→ WORK INSTRUCTIONS
Across the records below, how many lines contain the string "Kingdom"? Give the number by itself.
Content starts
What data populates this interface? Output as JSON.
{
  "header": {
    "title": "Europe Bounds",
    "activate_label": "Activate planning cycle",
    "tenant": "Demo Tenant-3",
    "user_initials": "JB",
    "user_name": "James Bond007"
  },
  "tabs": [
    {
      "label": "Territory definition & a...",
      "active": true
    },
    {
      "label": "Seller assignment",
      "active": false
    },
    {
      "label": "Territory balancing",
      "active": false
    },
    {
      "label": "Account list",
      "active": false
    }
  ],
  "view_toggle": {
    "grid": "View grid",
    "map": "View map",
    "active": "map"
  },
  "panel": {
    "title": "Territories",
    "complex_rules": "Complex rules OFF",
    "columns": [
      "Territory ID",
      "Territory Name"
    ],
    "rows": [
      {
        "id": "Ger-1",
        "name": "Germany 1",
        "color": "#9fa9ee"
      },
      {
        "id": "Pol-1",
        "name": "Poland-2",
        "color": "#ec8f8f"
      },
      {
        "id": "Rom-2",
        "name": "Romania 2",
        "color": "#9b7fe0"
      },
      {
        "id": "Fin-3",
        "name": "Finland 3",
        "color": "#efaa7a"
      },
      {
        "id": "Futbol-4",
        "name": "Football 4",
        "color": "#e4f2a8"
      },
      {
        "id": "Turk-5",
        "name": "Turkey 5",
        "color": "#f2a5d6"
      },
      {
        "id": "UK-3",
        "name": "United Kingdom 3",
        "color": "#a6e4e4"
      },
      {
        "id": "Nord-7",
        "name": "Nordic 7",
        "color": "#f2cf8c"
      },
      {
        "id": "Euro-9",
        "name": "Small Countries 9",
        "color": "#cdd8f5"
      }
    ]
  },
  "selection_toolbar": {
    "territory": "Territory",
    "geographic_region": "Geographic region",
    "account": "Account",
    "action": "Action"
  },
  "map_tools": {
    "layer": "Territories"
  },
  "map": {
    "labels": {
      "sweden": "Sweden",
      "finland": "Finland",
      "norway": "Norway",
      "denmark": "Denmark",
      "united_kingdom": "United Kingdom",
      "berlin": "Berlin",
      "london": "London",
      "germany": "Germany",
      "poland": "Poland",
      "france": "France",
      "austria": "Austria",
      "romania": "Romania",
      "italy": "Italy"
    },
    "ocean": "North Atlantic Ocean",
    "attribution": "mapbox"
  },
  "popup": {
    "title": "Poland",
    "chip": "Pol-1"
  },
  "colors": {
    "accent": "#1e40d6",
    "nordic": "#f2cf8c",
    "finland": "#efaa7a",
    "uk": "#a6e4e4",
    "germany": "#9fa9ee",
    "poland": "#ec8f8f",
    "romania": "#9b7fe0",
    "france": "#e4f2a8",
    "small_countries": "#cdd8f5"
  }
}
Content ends
→ RESULT
2